Aim of the exercise:
Output all entries precisely and leave out the pictures.

Data extract:
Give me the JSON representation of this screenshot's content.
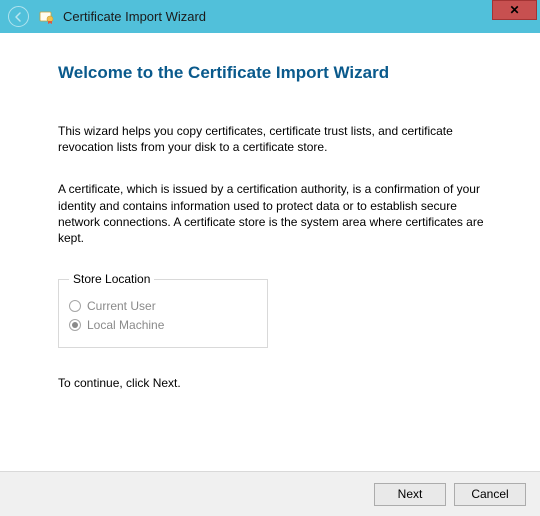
{
  "titlebar": {
    "title": "Certificate Import Wizard"
  },
  "content": {
    "heading": "Welcome to the Certificate Import Wizard",
    "para1": "This wizard helps you copy certificates, certificate trust lists, and certificate revocation lists from your disk to a certificate store.",
    "para2": "A certificate, which is issued by a certification authority, is a confirmation of your identity and contains information used to protect data or to establish secure network connections. A certificate store is the system area where certificates are kept.",
    "store_legend": "Store Location",
    "radio_current_user": "Current User",
    "radio_local_machine": "Local Machine",
    "continue_hint": "To continue, click Next."
  },
  "footer": {
    "next_label": "Next",
    "cancel_label": "Cancel"
  }
}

Answer section:
Give me the JSON representation of this screenshot's content.
{
  "titlebar": {
    "title": "Certificate Import Wizard"
  },
  "content": {
    "heading": "Welcome to the Certificate Import Wizard",
    "para1": "This wizard helps you copy certificates, certificate trust lists, and certificate revocation lists from your disk to a certificate store.",
    "para2": "A certificate, which is issued by a certification authority, is a confirmation of your identity and contains information used to protect data or to establish secure network connections. A certificate store is the system area where certificates are kept.",
    "store_legend": "Store Location",
    "radio_current_user": "Current User",
    "radio_local_machine": "Local Machine",
    "continue_hint": "To continue, click Next."
  },
  "footer": {
    "next_label": "Next",
    "cancel_label": "Cancel"
  }
}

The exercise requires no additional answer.